B-Cell Neoplasms with Aberrant T-Cell Antigen Expression Show Plasmacytic Differentiation
JL Herrick, KL Grogg, WR Macon, A Dogan, AL Feldman. Mayo Clinic College of Medicine, Rochester, MN
Background: Phenotyping for B- and T-cell lineage-associated antigens is an integral part of lymphoma diagnosis and classification. While CD20-positive T-cell lymphomas are well-documented, B-cell neoplasms (BCN) expressing CD3 or other T-cell antigens (TCAs) (excluding CD5 and CD43) have been reported only rarely. Such cases can represent a diagnostic pitfall, since unifying pathologic features of such cases have not been identified. We compiled a series of BCNs with aberrant TCA expression and assessed morphologic and immunophenotypic features to provide a clearer understanding of these rare neoplasms.

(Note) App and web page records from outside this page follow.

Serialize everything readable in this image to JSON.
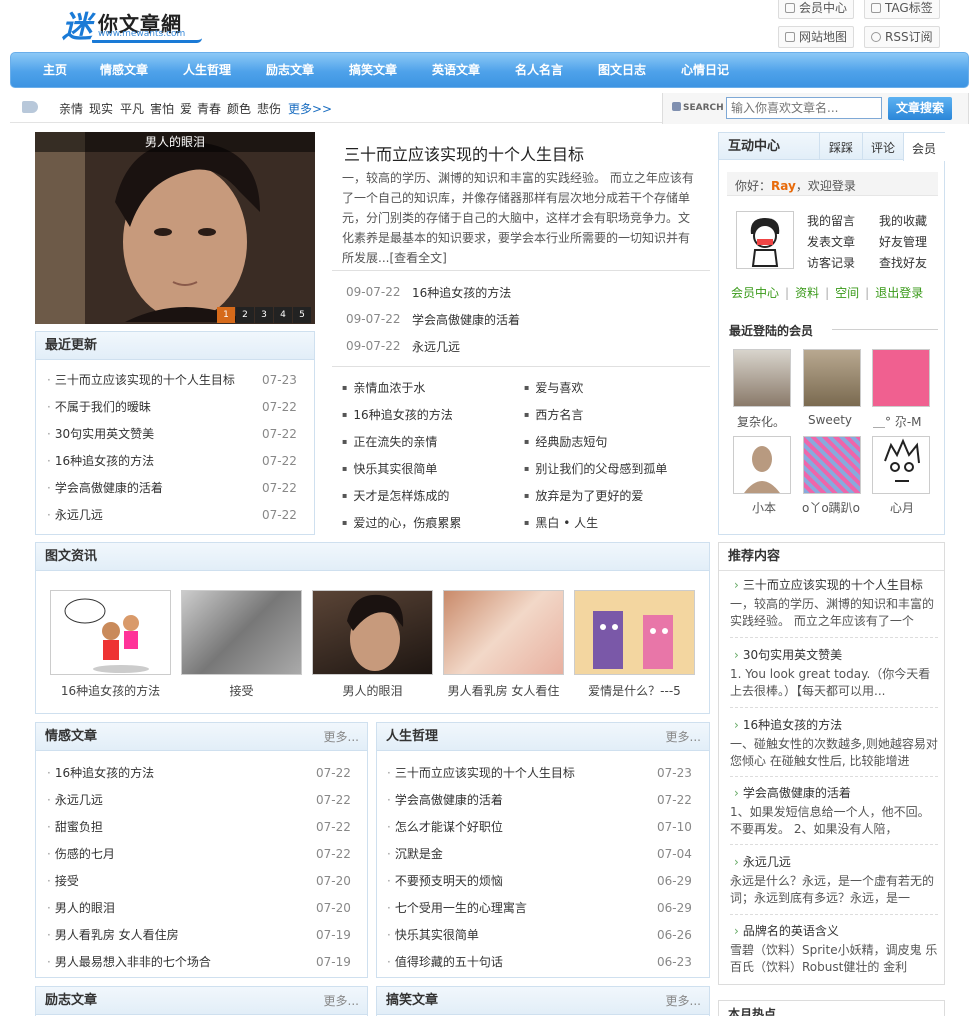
{
  "header": {
    "logo_char": "迷",
    "logo_text": "你文章網",
    "logo_url": "www.mewants.com",
    "links": [
      "会员中心",
      "TAG标签",
      "网站地图",
      "RSS订阅"
    ]
  },
  "nav": [
    "主页",
    "情感文章",
    "人生哲理",
    "励志文章",
    "搞笑文章",
    "英语文章",
    "名人名言",
    "图文日志",
    "心情日记"
  ],
  "tags": {
    "items": [
      "亲情",
      "现实",
      "平凡",
      "害怕",
      "爱",
      "青春",
      "颜色",
      "悲伤"
    ],
    "more": "更多>>"
  },
  "search": {
    "label": "SEARCH",
    "placeholder": "输入你喜欢文章名...",
    "button": "文章搜索"
  },
  "slideshow": {
    "caption": "男人的眼泪",
    "pages": [
      "1",
      "2",
      "3",
      "4",
      "5"
    ]
  },
  "featured": {
    "title": "三十而立应该实现的十个人生目标",
    "summary": "一，较高的学历、渊博的知识和丰富的实践经验。 而立之年应该有了一个自己的知识库，并像存储器那样有层次地分成若干个存储单元，分门别类的存储于自己的大脑中，这样才会有职场竞争力。文化素养是最基本的知识要求，要学会本行业所需要的一切知识并有所发展...",
    "read_all": "[查看全文]",
    "list": [
      {
        "date": "09-07-22",
        "title": "16种追女孩的方法"
      },
      {
        "date": "09-07-22",
        "title": "学会高傲健康的活着"
      },
      {
        "date": "09-07-22",
        "title": "永远几远"
      }
    ]
  },
  "bullets_left": [
    "亲情血浓于水",
    "16种追女孩的方法",
    "正在流失的亲情",
    "快乐其实很简单",
    "天才是怎样炼成的",
    "爱过的心，伤痕累累"
  ],
  "bullets_right": [
    "爱与喜欢",
    "西方名言",
    "经典励志短句",
    "别让我们的父母感到孤单",
    "放弃是为了更好的爱",
    "黑白 • 人生"
  ],
  "recent": {
    "title": "最近更新",
    "items": [
      {
        "title": "三十而立应该实现的十个人生目标",
        "date": "07-23"
      },
      {
        "title": "不属于我们的暧昧",
        "date": "07-22"
      },
      {
        "title": "30句实用英文赞美",
        "date": "07-22"
      },
      {
        "title": "16种追女孩的方法",
        "date": "07-22"
      },
      {
        "title": "学会高傲健康的活着",
        "date": "07-22"
      },
      {
        "title": "永远几远",
        "date": "07-22"
      }
    ]
  },
  "member": {
    "tabs": [
      "互动中心",
      "踩踩",
      "评论",
      "会员"
    ],
    "greeting_prefix": "你好：",
    "username": "Ray",
    "greeting_suffix": "，欢迎登录",
    "links": [
      "我的留言",
      "我的收藏",
      "发表文章",
      "好友管理",
      "访客记录",
      "查找好友"
    ],
    "bottom_links": [
      "会员中心",
      "资料",
      "空间",
      "退出登录"
    ],
    "recent_title": "最近登陆的会员",
    "users": [
      "复杂化。",
      "Sweety",
      "＿° 尕-M",
      "小本",
      "o丫o蹒趴o",
      "心月"
    ]
  },
  "photos": {
    "title": "图文资讯",
    "items": [
      "16种追女孩的方法",
      "接受",
      "男人的眼泪",
      "男人看乳房 女人看住",
      "爱情是什么？---5"
    ]
  },
  "recommend": {
    "title": "推荐内容",
    "items": [
      {
        "title": "三十而立应该实现的十个人生目标",
        "desc": "一，较高的学历、渊博的知识和丰富的实践经验。 而立之年应该有了一个"
      },
      {
        "title": "30句实用英文赞美",
        "desc": "1. You look great today.（你今天看上去很棒。）【每天都可以用..."
      },
      {
        "title": "16种追女孩的方法",
        "desc": "一、碰触女性的次数越多,则她越容易对您倾心 在碰触女性后, 比较能增进"
      },
      {
        "title": "学会高傲健康的活着",
        "desc": "1、如果发短信息给一个人，他不回。不要再发。 2、如果没有人陪，"
      },
      {
        "title": "永远几远",
        "desc": "永远是什么？永远，是一个虚有若无的词；永远到底有多远？永远，是一"
      },
      {
        "title": "品牌名的英语含义",
        "desc": "雪碧（饮料）Sprite小妖精，调皮鬼 乐百氏（饮料）Robust健壮的 金利"
      }
    ],
    "next_title": "本月热点"
  },
  "emotion": {
    "title": "情感文章",
    "more": "更多...",
    "items": [
      {
        "title": "16种追女孩的方法",
        "date": "07-22"
      },
      {
        "title": "永远几远",
        "date": "07-22"
      },
      {
        "title": "甜蜜负担",
        "date": "07-22"
      },
      {
        "title": "伤感的七月",
        "date": "07-22"
      },
      {
        "title": "接受",
        "date": "07-20"
      },
      {
        "title": "男人的眼泪",
        "date": "07-20"
      },
      {
        "title": "男人看乳房 女人看住房",
        "date": "07-19"
      },
      {
        "title": "男人最易想入非非的七个场合",
        "date": "07-19"
      }
    ]
  },
  "philosophy": {
    "title": "人生哲理",
    "more": "更多...",
    "items": [
      {
        "title": "三十而立应该实现的十个人生目标",
        "date": "07-23"
      },
      {
        "title": "学会高傲健康的活着",
        "date": "07-22"
      },
      {
        "title": "怎么才能谋个好职位",
        "date": "07-10"
      },
      {
        "title": "沉默是金",
        "date": "07-04"
      },
      {
        "title": "不要预支明天的烦恼",
        "date": "06-29"
      },
      {
        "title": "七个受用一生的心理寓言",
        "date": "06-29"
      },
      {
        "title": "快乐其实很简单",
        "date": "06-26"
      },
      {
        "title": "值得珍藏的五十句话",
        "date": "06-23"
      }
    ]
  },
  "inspire": {
    "title": "励志文章",
    "more": "更多..."
  },
  "funny": {
    "title": "搞笑文章",
    "more": "更多..."
  }
}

Design: BCNs evaluated at the Mayo Clinic were reviewed for aberrant TCA expression on initial immunohistochemical panels. All identified cases were evaluated for CD2, CD3, CD4, CD5, CD7, CD8, CD19, CD20, CD22, CD30, CD56, CD79a, PAX-5, TIA-1, BetaF1, and MUM1/IRF4 by immunohistochemistry. EBV encoded RNA was assessed using in situ hybridization. PCR studies for T-cell receptor and immunoglobulin gene rearrangements were performed in 7 cases.

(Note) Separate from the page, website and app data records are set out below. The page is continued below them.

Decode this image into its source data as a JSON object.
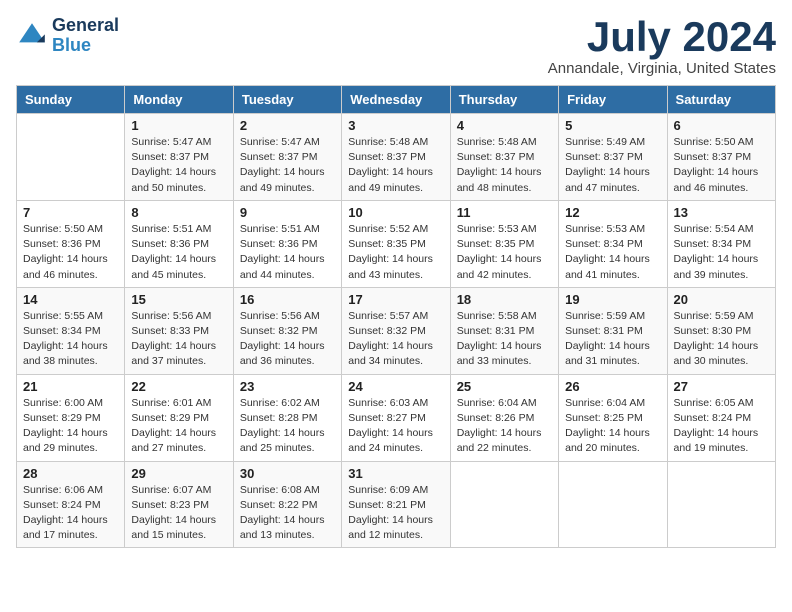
{
  "logo": {
    "line1": "General",
    "line2": "Blue"
  },
  "title": "July 2024",
  "location": "Annandale, Virginia, United States",
  "columns": [
    "Sunday",
    "Monday",
    "Tuesday",
    "Wednesday",
    "Thursday",
    "Friday",
    "Saturday"
  ],
  "weeks": [
    [
      {
        "day": "",
        "content": ""
      },
      {
        "day": "1",
        "content": "Sunrise: 5:47 AM\nSunset: 8:37 PM\nDaylight: 14 hours\nand 50 minutes."
      },
      {
        "day": "2",
        "content": "Sunrise: 5:47 AM\nSunset: 8:37 PM\nDaylight: 14 hours\nand 49 minutes."
      },
      {
        "day": "3",
        "content": "Sunrise: 5:48 AM\nSunset: 8:37 PM\nDaylight: 14 hours\nand 49 minutes."
      },
      {
        "day": "4",
        "content": "Sunrise: 5:48 AM\nSunset: 8:37 PM\nDaylight: 14 hours\nand 48 minutes."
      },
      {
        "day": "5",
        "content": "Sunrise: 5:49 AM\nSunset: 8:37 PM\nDaylight: 14 hours\nand 47 minutes."
      },
      {
        "day": "6",
        "content": "Sunrise: 5:50 AM\nSunset: 8:37 PM\nDaylight: 14 hours\nand 46 minutes."
      }
    ],
    [
      {
        "day": "7",
        "content": "Sunrise: 5:50 AM\nSunset: 8:36 PM\nDaylight: 14 hours\nand 46 minutes."
      },
      {
        "day": "8",
        "content": "Sunrise: 5:51 AM\nSunset: 8:36 PM\nDaylight: 14 hours\nand 45 minutes."
      },
      {
        "day": "9",
        "content": "Sunrise: 5:51 AM\nSunset: 8:36 PM\nDaylight: 14 hours\nand 44 minutes."
      },
      {
        "day": "10",
        "content": "Sunrise: 5:52 AM\nSunset: 8:35 PM\nDaylight: 14 hours\nand 43 minutes."
      },
      {
        "day": "11",
        "content": "Sunrise: 5:53 AM\nSunset: 8:35 PM\nDaylight: 14 hours\nand 42 minutes."
      },
      {
        "day": "12",
        "content": "Sunrise: 5:53 AM\nSunset: 8:34 PM\nDaylight: 14 hours\nand 41 minutes."
      },
      {
        "day": "13",
        "content": "Sunrise: 5:54 AM\nSunset: 8:34 PM\nDaylight: 14 hours\nand 39 minutes."
      }
    ],
    [
      {
        "day": "14",
        "content": "Sunrise: 5:55 AM\nSunset: 8:34 PM\nDaylight: 14 hours\nand 38 minutes."
      },
      {
        "day": "15",
        "content": "Sunrise: 5:56 AM\nSunset: 8:33 PM\nDaylight: 14 hours\nand 37 minutes."
      },
      {
        "day": "16",
        "content": "Sunrise: 5:56 AM\nSunset: 8:32 PM\nDaylight: 14 hours\nand 36 minutes."
      },
      {
        "day": "17",
        "content": "Sunrise: 5:57 AM\nSunset: 8:32 PM\nDaylight: 14 hours\nand 34 minutes."
      },
      {
        "day": "18",
        "content": "Sunrise: 5:58 AM\nSunset: 8:31 PM\nDaylight: 14 hours\nand 33 minutes."
      },
      {
        "day": "19",
        "content": "Sunrise: 5:59 AM\nSunset: 8:31 PM\nDaylight: 14 hours\nand 31 minutes."
      },
      {
        "day": "20",
        "content": "Sunrise: 5:59 AM\nSunset: 8:30 PM\nDaylight: 14 hours\nand 30 minutes."
      }
    ],
    [
      {
        "day": "21",
        "content": "Sunrise: 6:00 AM\nSunset: 8:29 PM\nDaylight: 14 hours\nand 29 minutes."
      },
      {
        "day": "22",
        "content": "Sunrise: 6:01 AM\nSunset: 8:29 PM\nDaylight: 14 hours\nand 27 minutes."
      },
      {
        "day": "23",
        "content": "Sunrise: 6:02 AM\nSunset: 8:28 PM\nDaylight: 14 hours\nand 25 minutes."
      },
      {
        "day": "24",
        "content": "Sunrise: 6:03 AM\nSunset: 8:27 PM\nDaylight: 14 hours\nand 24 minutes."
      },
      {
        "day": "25",
        "content": "Sunrise: 6:04 AM\nSunset: 8:26 PM\nDaylight: 14 hours\nand 22 minutes."
      },
      {
        "day": "26",
        "content": "Sunrise: 6:04 AM\nSunset: 8:25 PM\nDaylight: 14 hours\nand 20 minutes."
      },
      {
        "day": "27",
        "content": "Sunrise: 6:05 AM\nSunset: 8:24 PM\nDaylight: 14 hours\nand 19 minutes."
      }
    ],
    [
      {
        "day": "28",
        "content": "Sunrise: 6:06 AM\nSunset: 8:24 PM\nDaylight: 14 hours\nand 17 minutes."
      },
      {
        "day": "29",
        "content": "Sunrise: 6:07 AM\nSunset: 8:23 PM\nDaylight: 14 hours\nand 15 minutes."
      },
      {
        "day": "30",
        "content": "Sunrise: 6:08 AM\nSunset: 8:22 PM\nDaylight: 14 hours\nand 13 minutes."
      },
      {
        "day": "31",
        "content": "Sunrise: 6:09 AM\nSunset: 8:21 PM\nDaylight: 14 hours\nand 12 minutes."
      },
      {
        "day": "",
        "content": ""
      },
      {
        "day": "",
        "content": ""
      },
      {
        "day": "",
        "content": ""
      }
    ]
  ]
}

Results: 14 BCNs expressed TCAs including 10 diffuse large B-cell lymphomas (DLBCL) (3 nodal, 7 extranodal), 3 plasmacytomas (all extranodal), and one nodal follicular lymphoma, grade 3A (FL). 9/14 cases showed some degree of plasmacytic differentiation (6/11 lymphomas and 3 plasmacytomas). 8/14 (57%) were positive for CD20. 12/14 (86%) showed CD3 expression, 4/13 (31%) expressed CD4 and 3/13 (23)% expressed CD8. Most cases expressed only one TCA, predominantly CD3. One case expressed two TCAs. Three cases expressed multiple TCAs (2 DLBCL and 1 FL). All cases were positive for MUM1/IRF4. 2 cases were EBV positive (DLBCLs). All tested cases showed clonal immunoglobulin gene rearrangements with no clonal T-cell receptor gene rearrangement detected.

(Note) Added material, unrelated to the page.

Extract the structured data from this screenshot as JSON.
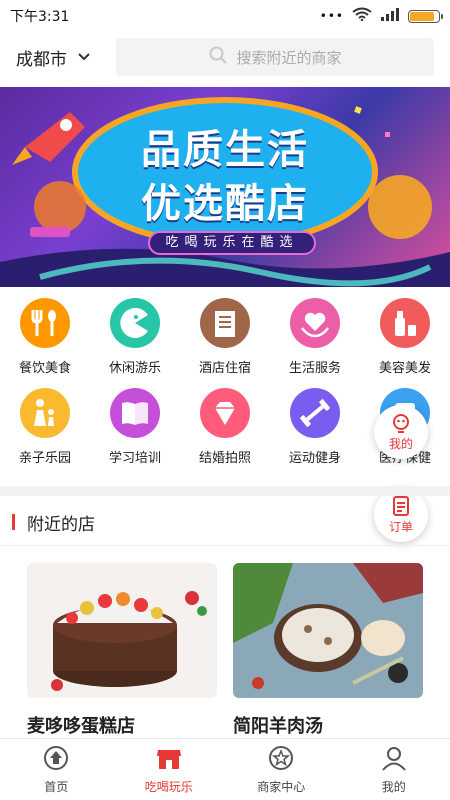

Conclusions: Most BCNs with aberrant TCA expression show plasmacytic differentiation and express the transcription factor MUM1/IRF4. Since lymphomas with plasmacytic differentiation often lack CD20, T-antigen expression may falsely lead to an impression of T-cell lymphoma. To avoid this pitfall, lineage should be assessed with a panel of B- and T-cell antigens and molecular studies performed in ambiguous cases. Aberrant antigen expression might result from disrupted B-cell transcriptional programming, a hypothesis that merits further study. For example, B-cell programming is disrupted in classical Hodgkin lymphomas and primary effusion lymphomas both of which express MUM1/IRF4 and may aberrantly express TCAs.
Wednesday, March 11, 2009 9:30 AM
Poster Session V # 182, Wednesday Morning